The recently ratified Regional Comprehensive Economic Partnership (RCEP) by the Senate is projected to boost the agricultural exports of the Philippines, a Department of Agriculture (DA) official said.
Maria Tisha Dela Rosa of DA’s Policy Research Service said RCEP will basically improve the agricultural exports of the country, allaying fears of some quarters that it will liberalized the agricultural sector even more.
“Definitely it is not something that we have to fear because it will not liberalized the agri sector more than what it is now. Kasi when we were negotiating RCEP, hindi naman po natin binabaan ang taripa more than sa kung anong existing trade regime ngayon,” Dela Rosa said in a news forum in Quezon on Saturday.
The DA official cited that even before the ratification of the RCEP, the Philippines already had a liberalized trading regime when it came to Australia, New Zealand, Japan, Korea and members of the Association of Southeast Asian Nations (ASEAN).
“Instead we would like to look at RCEP as a venue para mapalakas po ang ating export kasi mayroon tayong mga nakuha diyan na mga benefits naman or concessions na makakatulong sa ating mga agri exporter,” De la Rosa added.
The government has also placed some safety nets, such as placing on the exclusion list so-called ‘sensitive’ products of the country like meat, rice, corn and sugar, among others, Dela Rosa said.
Bianca Pearl Sykimte of Department of Trade and Industry’s (DTI) Export Marketing Bureau said the RCEP will make the production cost globally competitive.
“Hindi naman po lahat ng kailangan natin sa pag-produce ng isang pagkain nasa Pilipinas. Kunwari po fertilizer, mayroon pong mas murang fertilizer sa ibang lugar so under RCEP, pwede po nating makuha ng mas mura iyong mga fertilizer sa ibang bansa tapos mas magiging competitive na po iyong production natin, production cost,” Sykimte said during the news forum.
Based on the study by the International Trade Center based in Geneva, Switzerland, Sykimte said the Philippines has USD27.8 billion ‘unrealized export potential’ to the RCEP countries in the next five years.
“Ngayon po, iyong RCEP member countries have scored nearly 50 percent of our total exports, about USD39 billion,” the DTI official said.
“Malaking portion po ng unrealized export potential na ‘to ay—may tinatawag po palang dalawang unrealized export potential: Una po, growth based kasi mataas po iyong ini-expect na demand sa RCEP countries na ‘to; iyong pangalawa po, iyong tinatawag na frictions based export potential – ito po iyong kapag may negosyo tayo, may mga konting aberya or hiccups sa pagnenegosyo,” she pointed out.
Meanwhile.

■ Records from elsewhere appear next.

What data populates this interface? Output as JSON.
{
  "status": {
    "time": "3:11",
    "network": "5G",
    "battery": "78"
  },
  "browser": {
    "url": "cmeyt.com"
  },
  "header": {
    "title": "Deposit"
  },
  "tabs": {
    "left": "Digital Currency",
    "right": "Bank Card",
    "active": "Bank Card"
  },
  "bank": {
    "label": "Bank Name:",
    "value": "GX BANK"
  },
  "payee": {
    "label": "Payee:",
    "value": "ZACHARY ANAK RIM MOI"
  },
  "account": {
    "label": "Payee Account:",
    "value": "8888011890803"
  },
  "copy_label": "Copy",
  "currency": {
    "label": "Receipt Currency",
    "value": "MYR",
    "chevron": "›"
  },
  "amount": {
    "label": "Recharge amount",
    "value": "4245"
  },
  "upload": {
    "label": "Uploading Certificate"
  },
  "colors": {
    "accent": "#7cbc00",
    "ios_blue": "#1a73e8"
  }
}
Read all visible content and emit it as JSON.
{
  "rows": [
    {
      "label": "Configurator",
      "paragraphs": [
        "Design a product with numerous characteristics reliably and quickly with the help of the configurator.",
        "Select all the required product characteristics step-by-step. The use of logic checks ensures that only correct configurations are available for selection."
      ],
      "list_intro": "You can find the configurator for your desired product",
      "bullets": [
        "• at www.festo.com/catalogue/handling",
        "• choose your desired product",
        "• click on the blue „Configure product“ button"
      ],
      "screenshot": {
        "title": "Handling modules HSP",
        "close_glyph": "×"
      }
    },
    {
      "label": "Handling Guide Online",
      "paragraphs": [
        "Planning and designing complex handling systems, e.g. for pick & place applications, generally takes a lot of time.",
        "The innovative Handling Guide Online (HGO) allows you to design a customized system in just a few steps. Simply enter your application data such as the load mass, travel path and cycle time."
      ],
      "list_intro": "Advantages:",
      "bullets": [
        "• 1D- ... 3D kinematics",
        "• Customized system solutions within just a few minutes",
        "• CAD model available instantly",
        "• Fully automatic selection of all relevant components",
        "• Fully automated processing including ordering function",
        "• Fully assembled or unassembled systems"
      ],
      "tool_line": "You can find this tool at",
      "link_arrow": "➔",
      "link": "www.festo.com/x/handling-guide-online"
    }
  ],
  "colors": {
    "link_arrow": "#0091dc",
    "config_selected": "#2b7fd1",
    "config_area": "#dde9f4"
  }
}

The DA, Dela Rosa said, is also partnering with the DTI in promoting Philippine exports.
“But more than export, the DA is in charge of production, there’s nothing to export na food if there’s no production. So that’s what the Department of Agriculture is now doing to… parang ibigay ang mga suporta, ang tamang suporta,”she said, noting the administration of President Ferdinand R. Marcos Jr. is implementing targeted support to the industries that have “comparative advantage,” De la Rosa said.
President Marcos also serves as Secretary of the Agriculture department. (PND)